by Teri Lowder, Director of Compliance
Since the inception of Health Savings Accounts (HSAs) in 2004, employers, brokers, and members have struggled with how to manage their company’s Flexible Spending Account (FSA) for healthcare along with the new opportunity to add a HSA compatible high deductible health plan coupled with a HSA – and take advantage of all the tax savings these two vehicles allow.
The IRS came out with some very difficult-to-understand “stacking rules” in 2004, pertaining to how this could be accomplished. This left few options other than terminating the healthcare FSA, or amending the plan to allow a limited purpose or post-deductible FSA. Well, relief is in sight! With the ability to rollover $500 at the end of the plan year on the healthcare FSA, additional guidance – favorable to the HSA- has arrived.
The new FSA $500 carry-over option fits nicely with a HSA. One can move from a full healthcare FSA to a new HSA without violating any IRS rules. Remember, you cannot have a full healthcare FSA and an HSA; the FSA must be limited to dental and vision only, or post-statutory deductible. The guidelines offer the following options:
- An individual whose healthcare FSA has unused amounts may elect to carry over up to $500 of those funds into a limited purpose or post-deductible FSA, if the employer offers that option. These types of accounts are HSA-compatible, and would not interfere with HSA eligibility, allowing an individual to contribute to a HSA as well as to keep the unused FSA funds.
- An employer can structure their benefit plan to automatically carry over up to $500 of unused healthcare FSA funds into a limited purpose or post-deductible FSA for individuals who choose an HSA-eligible high deductible health plan for a small additional fee. This also allows the employee eligibility to contribute to an HSA and to keep the unused FSA funds, with the benefit of requiring no action on the employee’s part.
- An individual with unused healthcare FSA funds may also choose to forfeit those amounts. This will allow an individual with a very small healthcare FSA balance to become HSA-eligible, without any transition to a different type of account.
- Any individual who is covered by a healthcare FSA, as a result of a carry-over of unused amounts from the prior year, and who does not elect to carry over into a limited purpose or post-deductible FSA, is ineligible to contribute to an HSA for the entire plan year, even if the carried over funds are exhausted before the end of the plan year.
Contact us with any questions, or phone 800.617.4729.
By maximizing your 2013 HSA contributions, you can reduce your taxes and increase savings for healthcare or retirement expenses.
You and your employer can contribute in total up to $3,250, if you’re under 55 years of age and have single HSA compatible health coverage, and up to $6,450 if you are under 55 years of age and have family HSA compatible health coverage.
You have until April 15, 2014 to contribute to your HSA account and claim those contributions for tax year 2013.
If you are 55 years old and over and not receiving Medicare benefits, then you may also contribute an additional “catch-up” contribution of $1,000. Your spouse is also entitled to a catch-up contribution if he/she meets the eligibility requirements noted above.
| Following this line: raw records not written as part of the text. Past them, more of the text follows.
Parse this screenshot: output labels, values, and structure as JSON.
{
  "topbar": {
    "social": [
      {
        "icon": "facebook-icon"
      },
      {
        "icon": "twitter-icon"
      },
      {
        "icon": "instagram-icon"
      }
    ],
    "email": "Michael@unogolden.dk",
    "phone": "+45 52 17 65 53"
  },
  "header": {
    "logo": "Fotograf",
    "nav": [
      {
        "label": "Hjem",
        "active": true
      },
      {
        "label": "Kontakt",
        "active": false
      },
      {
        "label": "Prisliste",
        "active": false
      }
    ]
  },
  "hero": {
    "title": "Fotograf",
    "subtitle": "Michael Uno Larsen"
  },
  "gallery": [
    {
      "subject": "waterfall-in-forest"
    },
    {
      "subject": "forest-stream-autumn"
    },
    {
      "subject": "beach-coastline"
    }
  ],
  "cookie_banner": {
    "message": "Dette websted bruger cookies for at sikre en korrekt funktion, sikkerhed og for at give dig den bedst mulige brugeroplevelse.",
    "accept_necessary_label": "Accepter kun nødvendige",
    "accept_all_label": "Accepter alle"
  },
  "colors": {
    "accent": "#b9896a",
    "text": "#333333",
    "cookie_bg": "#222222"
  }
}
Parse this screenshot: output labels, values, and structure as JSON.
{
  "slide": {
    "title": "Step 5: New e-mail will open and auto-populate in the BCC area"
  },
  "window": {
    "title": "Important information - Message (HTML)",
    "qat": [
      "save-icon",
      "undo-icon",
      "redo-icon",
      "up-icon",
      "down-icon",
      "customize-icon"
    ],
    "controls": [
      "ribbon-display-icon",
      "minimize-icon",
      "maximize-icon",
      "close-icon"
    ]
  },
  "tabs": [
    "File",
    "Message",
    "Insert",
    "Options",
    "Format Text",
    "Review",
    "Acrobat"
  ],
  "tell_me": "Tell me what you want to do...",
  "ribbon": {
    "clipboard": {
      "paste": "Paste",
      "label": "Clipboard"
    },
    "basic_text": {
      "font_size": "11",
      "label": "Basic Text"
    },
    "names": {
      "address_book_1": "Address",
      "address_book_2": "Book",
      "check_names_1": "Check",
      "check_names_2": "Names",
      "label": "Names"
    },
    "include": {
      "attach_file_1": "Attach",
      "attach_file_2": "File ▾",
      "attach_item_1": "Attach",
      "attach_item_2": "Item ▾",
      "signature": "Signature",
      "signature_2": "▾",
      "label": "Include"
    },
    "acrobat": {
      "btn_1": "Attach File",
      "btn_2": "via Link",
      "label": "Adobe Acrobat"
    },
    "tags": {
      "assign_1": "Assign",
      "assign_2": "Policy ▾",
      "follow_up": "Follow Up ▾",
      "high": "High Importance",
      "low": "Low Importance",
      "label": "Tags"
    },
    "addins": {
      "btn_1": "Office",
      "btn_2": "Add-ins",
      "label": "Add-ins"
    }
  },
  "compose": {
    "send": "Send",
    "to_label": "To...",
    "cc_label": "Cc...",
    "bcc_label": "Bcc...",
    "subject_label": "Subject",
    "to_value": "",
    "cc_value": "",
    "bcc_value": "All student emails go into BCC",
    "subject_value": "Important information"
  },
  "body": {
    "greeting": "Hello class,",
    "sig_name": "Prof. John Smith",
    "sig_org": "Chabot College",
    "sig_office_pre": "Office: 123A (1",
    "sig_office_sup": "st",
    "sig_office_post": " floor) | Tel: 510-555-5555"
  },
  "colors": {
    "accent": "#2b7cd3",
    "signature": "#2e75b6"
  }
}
For your spouse to make the catch-up contribution, he/she will need to open a spousal HSA account. It’s a quick and easy process and we’d be happy to help. Contact us at 800.617.4729 or email@example.com.
Please note: If you add to your HSA account for the 2013 tax year, you will need to add those contributions to what is listed on your 2013 statement when you prepare your tax return.
There are even greater opportunities to save next year. The IRS approved HSA contribution limits are $3,300 for individual coverage and $6,550 for family coverage in 2014. Individuals age 55 and over may continue to contribute $1,000 more as a “catch up” contribution.
Since 2009, the city of San Francisco has required businesses with locations within the city to provide an option for commuter benefits to their employees. One of the options available is a Transit Flexible Spending Account (FSA).
Effective September 2014, a new law will require employers with 50 or more employees located in the greater Bay Area to provide commuter benefits to their employees. The Bay Area is defined as including all of Alameda, Contra Costa, Marin, Napa, San Francisco, San Mateo, and Santa Clara counties, as well as the western portion of Solano County (including Fairfield and points west) and the southern portion of Sonoma County (including Windsor and points south).
To meet this new requirement, the Transit Flexible Spending Account is again an option for employers. In addition, the Transit FSA may be not only the most cost effective – but also the easiest to manage – option. Learn more about Sterling’s Transit & Parking Benefits services or contact us today.
You can find more information on the San Francisco Commuter Benefits Ordinance Overview here and more information on the new law here.
UPDATE 4/2/2014: Employers are now required to register for the Bay Area Commuter Benefits Program and can do so here.